South Australia has extensive deposits of thick Neoproterozoic (Adelaidian) sedimentary and volcanic rocks which were deposited on the Palaeo-Pacific margin of the Rodinia Supercontinent. Preserved Neoproterozoic deposits extend from the Fleurieu Peninsula, south of Adelaide, to the Musgrave Ranges in NW South Australia. The thickest sections were deposited in complex rift basins and outcrop in the Flinders and My Lofty ranges. The Officer Basin consists of equivalent but thinner deposits which accumulate in the Centralian Superbasin.
The central Adelaide Geosyncline is exposed in the central part of the Flinders Ranges and occurs in subcrop where it is overlain by the Arrowie Basin ans Mesozoic or Tertiary strata in the Lake Frome and Lake Torrens regions. Sediments were disrupted by contemporaneous, episodic emplacement of salt diapirs, which form the cores of broad domal structures in the region. The central ADelaide Geosyncline was compressively deformed and faulted during the Middle to Late Cambrian Delamerian Orogeny.

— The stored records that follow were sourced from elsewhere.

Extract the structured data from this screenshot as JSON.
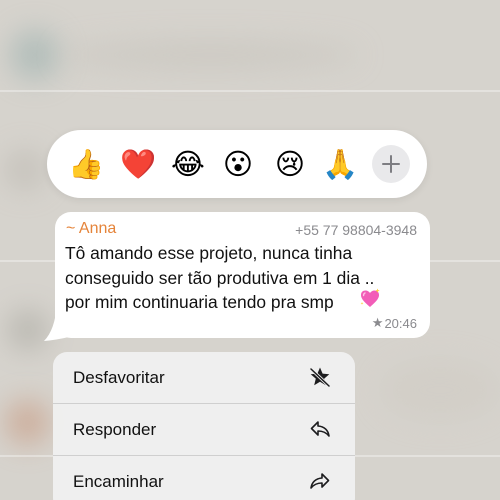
{
  "reactions": [
    {
      "name": "thumbs-up",
      "glyph": "👍"
    },
    {
      "name": "red-heart",
      "glyph": "❤️",
      "selected": true
    },
    {
      "name": "laughing-tears",
      "glyph": "😂"
    },
    {
      "name": "surprised",
      "glyph": "😮"
    },
    {
      "name": "crying",
      "glyph": "😢"
    },
    {
      "name": "praying-hands",
      "glyph": "🙏"
    }
  ],
  "add_reaction_icon": "plus-icon",
  "message": {
    "sender": "~ Anna",
    "phone": "+55 77 98804-3948",
    "lines": [
      "Tô amando esse projeto, nunca tinha",
      "conseguido ser tão produtiva em 1 dia ..",
      "por mim continuaria tendo pra smp"
    ],
    "trailing_emoji": "sparkling-heart-icon",
    "star": "★",
    "time": "20:46"
  },
  "menu": {
    "items": [
      {
        "label": "Desfavoritar",
        "icon": "unstar-icon"
      },
      {
        "label": "Responder",
        "icon": "reply-icon"
      },
      {
        "label": "Encaminhar",
        "icon": "forward-icon"
      }
    ]
  },
  "colors": {
    "sender": "#e5843a",
    "meta": "#8a8a8e",
    "bubble": "#ffffff",
    "menu_bg": "#f0f0f0"
  }
}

Sediments were not subjected to high heat flow and are unmetamorphosed in this region. Granitic intrusives are restricted to the Moorowie Syncline.
The succesion consists of sandstone, siltstone, shale and limestone, deposite in a predominately shallow marine setting.